Community Property: California is a “community property” state, which means that absent a premarital agreement assets and debts acquired during your marriage will be divided equally when you divorce. But not all property is considered “community property.” For example:
- Assets and debts you had before you married will be considered “separate property” if you kept that property separated from property acquired during the marriage.
- The income produced by a separate property investment is also separate property, as long as it hasn’t been “commingled” – mixed together with community money
- Property you inherit from your family during your marriage will generally be considered your own separate property if it was willed exclusively to you and you did not commingle it with community assets during the marriage.

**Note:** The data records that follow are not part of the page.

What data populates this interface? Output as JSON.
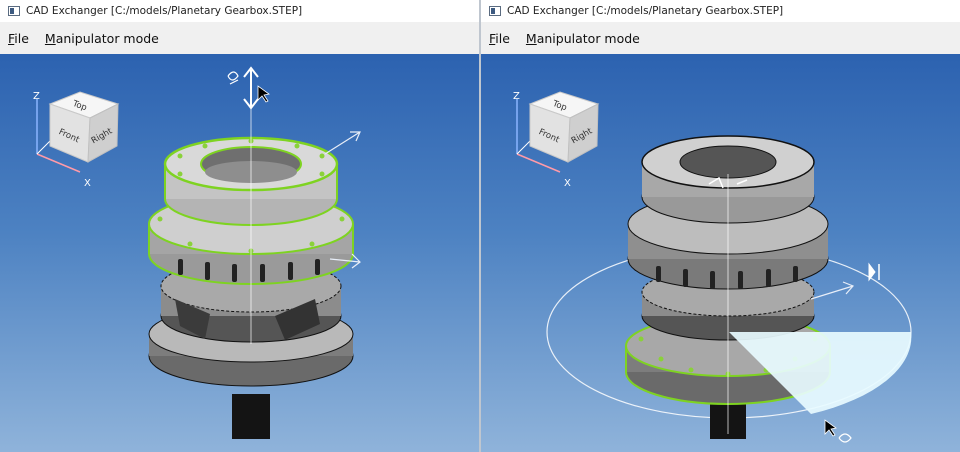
{
  "windows": [
    {
      "title": "CAD Exchanger [C:/models/Planetary Gearbox.STEP]",
      "menu": [
        "File",
        "Manipulator mode"
      ],
      "mnemonics": [
        "F",
        "M"
      ],
      "viewcube": {
        "faces": [
          "Top",
          "Front",
          "Right"
        ],
        "axes": [
          "Z",
          "X"
        ]
      }
    },
    {
      "title": "CAD Exchanger [C:/models/Planetary Gearbox.STEP]",
      "menu": [
        "File",
        "Manipulator mode"
      ],
      "mnemonics": [
        "F",
        "M"
      ],
      "viewcube": {
        "faces": [
          "Top",
          "Front",
          "Right"
        ],
        "axes": [
          "Z",
          "X"
        ]
      }
    }
  ],
  "colors": {
    "selection": "#7ed321",
    "viewport_top": "#2c62b0",
    "viewport_bottom": "#8fb3da"
  }
}
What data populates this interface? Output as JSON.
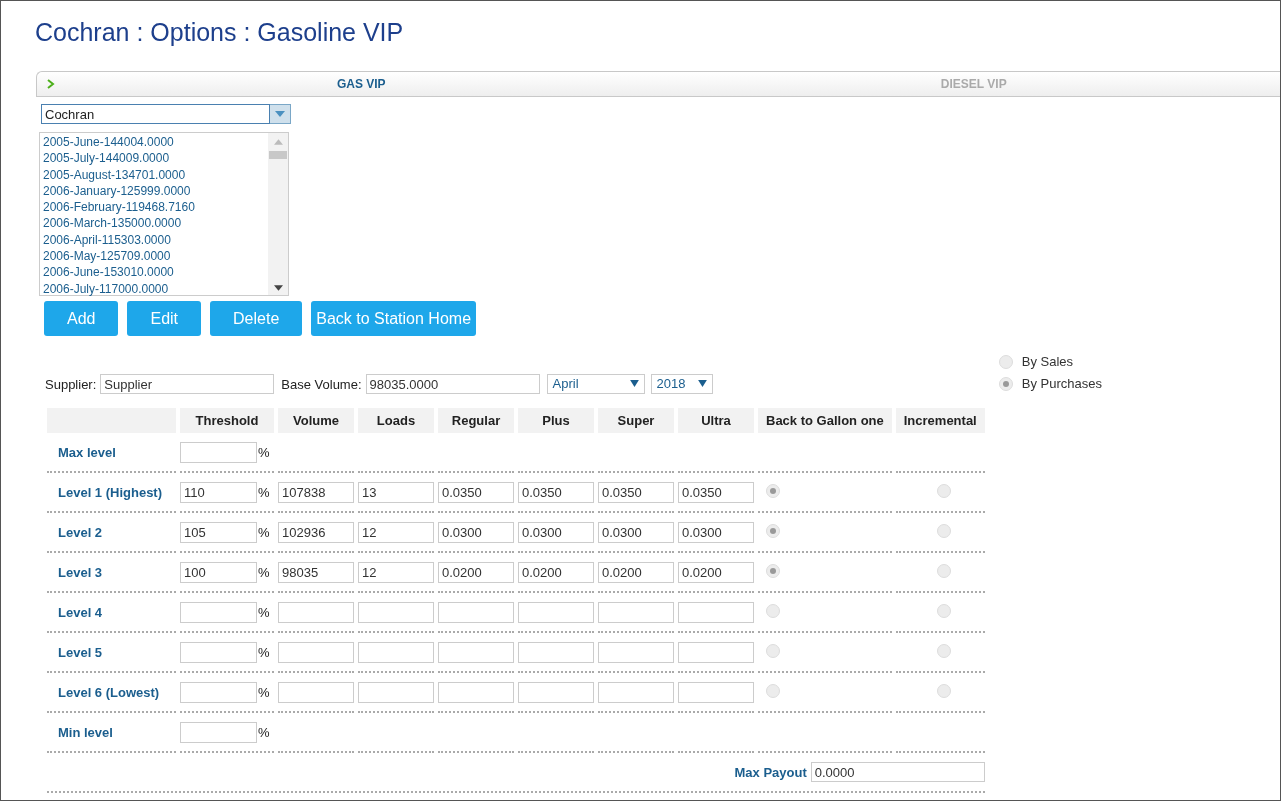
{
  "page_title": "Cochran : Options : Gasoline VIP",
  "tabs": [
    {
      "label": "GAS VIP",
      "selected": true
    },
    {
      "label": "DIESEL VIP",
      "selected": false
    }
  ],
  "station_select": {
    "value": "Cochran"
  },
  "history_list": [
    "2005-June-144004.0000",
    "2005-July-144009.0000",
    "2005-August-134701.0000",
    "2006-January-125999.0000",
    "2006-February-119468.7160",
    "2006-March-135000.0000",
    "2006-April-115303.0000",
    "2006-May-125709.0000",
    "2006-June-153010.0000",
    "2006-July-117000.0000"
  ],
  "buttons": [
    "Add",
    "Edit",
    "Delete",
    "Back to Station Home"
  ],
  "supplier": {
    "label": "Supplier:",
    "value": "Supplier"
  },
  "base_volume": {
    "label": "Base Volume:",
    "value": "98035.0000"
  },
  "month_select": {
    "value": "April"
  },
  "year_select": {
    "value": "2018"
  },
  "basis_options": [
    {
      "label": "By Sales",
      "selected": false
    },
    {
      "label": "By Purchases",
      "selected": true
    }
  ],
  "table": {
    "columns": [
      "Threshold",
      "Volume",
      "Loads",
      "Regular",
      "Plus",
      "Super",
      "Ultra",
      "Back to Gallon one",
      "Incremental"
    ],
    "percent_sign": "%",
    "rows": [
      {
        "kind": "bound",
        "label": "Max level",
        "threshold": ""
      },
      {
        "kind": "level",
        "label": "Level 1 (Highest)",
        "threshold": "110",
        "volume": "107838",
        "loads": "13",
        "regular": "0.0350",
        "plus": "0.0350",
        "super": "0.0350",
        "ultra": "0.0350",
        "back_to_gallon_one": true,
        "incremental": false
      },
      {
        "kind": "level",
        "label": "Level 2",
        "threshold": "105",
        "volume": "102936",
        "loads": "12",
        "regular": "0.0300",
        "plus": "0.0300",
        "super": "0.0300",
        "ultra": "0.0300",
        "back_to_gallon_one": true,
        "incremental": false
      },
      {
        "kind": "level",
        "label": "Level 3",
        "threshold": "100",
        "volume": "98035",
        "loads": "12",
        "regular": "0.0200",
        "plus": "0.0200",
        "super": "0.0200",
        "ultra": "0.0200",
        "back_to_gallon_one": true,
        "incremental": false
      },
      {
        "kind": "level",
        "label": "Level 4",
        "threshold": "",
        "volume": "",
        "loads": "",
        "regular": "",
        "plus": "",
        "super": "",
        "ultra": "",
        "back_to_gallon_one": false,
        "incremental": false
      },
      {
        "kind": "level",
        "label": "Level 5",
        "threshold": "",
        "volume": "",
        "loads": "",
        "regular": "",
        "plus": "",
        "super": "",
        "ultra": "",
        "back_to_gallon_one": false,
        "incremental": false
      },
      {
        "kind": "level",
        "label": "Level 6 (Lowest)",
        "threshold": "",
        "volume": "",
        "loads": "",
        "regular": "",
        "plus": "",
        "super": "",
        "ultra": "",
        "back_to_gallon_one": false,
        "incremental": false
      },
      {
        "kind": "bound",
        "label": "Min level",
        "threshold": ""
      }
    ]
  },
  "max_payout": {
    "label": "Max Payout",
    "value": "0.0000"
  }
}
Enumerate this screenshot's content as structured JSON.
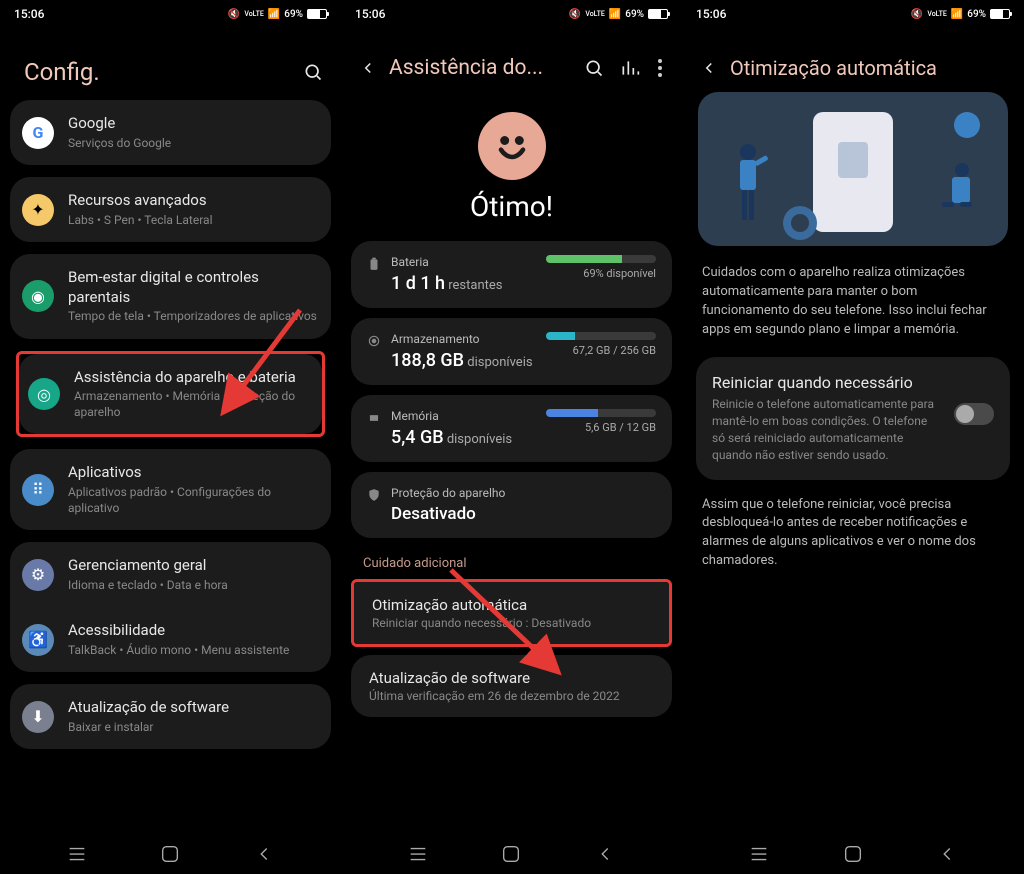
{
  "statusbar": {
    "time": "15:06",
    "net1": "VoLTE",
    "net2": "VoLTE",
    "battery_pct": "69%"
  },
  "screen1": {
    "title": "Config.",
    "groups": {
      "google": {
        "title": "Google",
        "sub": "Serviços do Google"
      },
      "advanced": {
        "title": "Recursos avançados",
        "sub": "Labs • S Pen • Tecla Lateral"
      },
      "wellbeing": {
        "title": "Bem-estar digital e controles parentais",
        "sub": "Tempo de tela • Temporizadores de aplicativos"
      },
      "devicecare": {
        "title": "Assistência do aparelho e bateria",
        "sub": "Armazenamento • Memória • Proteção do aparelho"
      },
      "apps": {
        "title": "Aplicativos",
        "sub": "Aplicativos padrão • Configurações do aplicativo"
      },
      "mgmt": {
        "title": "Gerenciamento geral",
        "sub": "Idioma e teclado • Data e hora"
      },
      "access": {
        "title": "Acessibilidade",
        "sub": "TalkBack • Áudio mono • Menu assistente"
      },
      "update": {
        "title": "Atualização de software",
        "sub": "Baixar e instalar"
      }
    }
  },
  "screen2": {
    "title": "Assistência do...",
    "status": "Ótimo!",
    "battery": {
      "label": "Bateria",
      "value": "1 d 1 h",
      "value_unit": " restantes",
      "right": "69% disponível",
      "fill": 69,
      "color": "#5ec269"
    },
    "storage": {
      "label": "Armazenamento",
      "value": "188,8 GB",
      "value_unit": " disponíveis",
      "right": "67,2 GB / 256 GB",
      "fill": 26,
      "color": "#2bb5c9"
    },
    "memory": {
      "label": "Memória",
      "value": "5,4 GB",
      "value_unit": " disponíveis",
      "right": "5,6 GB / 12 GB",
      "fill": 47,
      "color": "#4a84e0"
    },
    "protection": {
      "label": "Proteção do aparelho",
      "value": "Desativado"
    },
    "section": "Cuidado adicional",
    "autoopt": {
      "title": "Otimização automática",
      "sub": "Reiniciar quando necessário : Desativado"
    },
    "swupdate": {
      "title": "Atualização de software",
      "sub": "Última verificação em 26 de dezembro de 2022"
    }
  },
  "screen3": {
    "title": "Otimização automática",
    "desc1": "Cuidados com o aparelho realiza otimizações automaticamente para manter o bom funcionamento do seu telefone. Isso inclui fechar apps em segundo plano e limpar a memória.",
    "restart": {
      "title": "Reiniciar quando necessário",
      "sub": "Reinicie o telefone automaticamente para mantê-lo em boas condições. O telefone só será reiniciado automaticamente quando não estiver sendo usado."
    },
    "desc2": "Assim que o telefone reiniciar, você precisa desbloqueá-lo antes de receber notificações e alarmes de alguns aplicativos e ver o nome dos chamadores."
  }
}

Real Property: If you own real property prior to the marriage that property remains your separate property. However, unless you have a premarital agreement payments on the principal on mortgages after marriage may result in the community acquiring reimbursement rights or an equity stake in the property on divorce.